(Dataset rows for apps and sites)
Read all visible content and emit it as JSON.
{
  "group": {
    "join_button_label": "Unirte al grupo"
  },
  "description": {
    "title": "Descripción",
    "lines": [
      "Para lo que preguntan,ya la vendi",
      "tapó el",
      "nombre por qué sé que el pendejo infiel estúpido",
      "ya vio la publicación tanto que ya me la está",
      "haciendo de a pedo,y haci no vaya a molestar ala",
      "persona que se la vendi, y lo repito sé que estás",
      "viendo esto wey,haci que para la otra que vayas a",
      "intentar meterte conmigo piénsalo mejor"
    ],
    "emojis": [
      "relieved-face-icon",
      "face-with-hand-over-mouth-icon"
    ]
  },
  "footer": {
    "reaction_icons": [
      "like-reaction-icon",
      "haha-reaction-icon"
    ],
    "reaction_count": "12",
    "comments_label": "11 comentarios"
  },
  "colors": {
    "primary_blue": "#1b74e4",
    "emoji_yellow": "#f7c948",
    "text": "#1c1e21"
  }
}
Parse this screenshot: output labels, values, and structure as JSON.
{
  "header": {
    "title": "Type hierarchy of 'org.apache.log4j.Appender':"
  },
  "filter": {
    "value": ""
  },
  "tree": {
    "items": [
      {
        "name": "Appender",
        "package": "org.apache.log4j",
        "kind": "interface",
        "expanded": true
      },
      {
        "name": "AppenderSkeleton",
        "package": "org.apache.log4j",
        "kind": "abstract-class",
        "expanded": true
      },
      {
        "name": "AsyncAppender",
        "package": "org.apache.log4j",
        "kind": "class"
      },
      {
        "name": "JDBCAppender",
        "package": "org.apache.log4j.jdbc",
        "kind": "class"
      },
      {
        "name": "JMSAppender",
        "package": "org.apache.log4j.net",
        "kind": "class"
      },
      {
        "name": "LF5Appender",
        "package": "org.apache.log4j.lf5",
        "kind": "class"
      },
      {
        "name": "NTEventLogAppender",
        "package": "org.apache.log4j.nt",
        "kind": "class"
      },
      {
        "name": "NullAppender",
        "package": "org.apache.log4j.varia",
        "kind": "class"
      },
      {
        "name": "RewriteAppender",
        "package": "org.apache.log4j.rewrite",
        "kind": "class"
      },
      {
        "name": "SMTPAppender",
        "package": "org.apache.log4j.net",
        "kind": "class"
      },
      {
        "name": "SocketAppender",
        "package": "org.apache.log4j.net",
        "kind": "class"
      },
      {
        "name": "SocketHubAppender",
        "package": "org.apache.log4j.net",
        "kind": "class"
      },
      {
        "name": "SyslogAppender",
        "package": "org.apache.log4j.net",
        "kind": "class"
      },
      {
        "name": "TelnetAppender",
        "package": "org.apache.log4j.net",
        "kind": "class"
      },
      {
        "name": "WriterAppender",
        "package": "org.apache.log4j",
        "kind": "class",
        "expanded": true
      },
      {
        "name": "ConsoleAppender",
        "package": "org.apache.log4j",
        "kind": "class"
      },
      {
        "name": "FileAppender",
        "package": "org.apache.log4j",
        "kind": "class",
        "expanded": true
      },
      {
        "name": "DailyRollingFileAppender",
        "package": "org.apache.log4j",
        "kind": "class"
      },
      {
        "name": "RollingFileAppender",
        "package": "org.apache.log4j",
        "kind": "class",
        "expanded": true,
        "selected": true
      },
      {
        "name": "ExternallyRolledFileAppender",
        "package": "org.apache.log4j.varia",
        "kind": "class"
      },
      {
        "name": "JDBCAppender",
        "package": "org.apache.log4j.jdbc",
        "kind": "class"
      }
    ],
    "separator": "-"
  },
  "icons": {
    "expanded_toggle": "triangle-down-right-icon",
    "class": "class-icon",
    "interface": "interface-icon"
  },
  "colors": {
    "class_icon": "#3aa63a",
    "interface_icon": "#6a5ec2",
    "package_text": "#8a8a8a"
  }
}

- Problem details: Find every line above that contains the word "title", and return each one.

- Answer to this exercise:
    "title": "Descripción",
    "title": "Type hierarchy of 'org.apache.log4j.Appender':"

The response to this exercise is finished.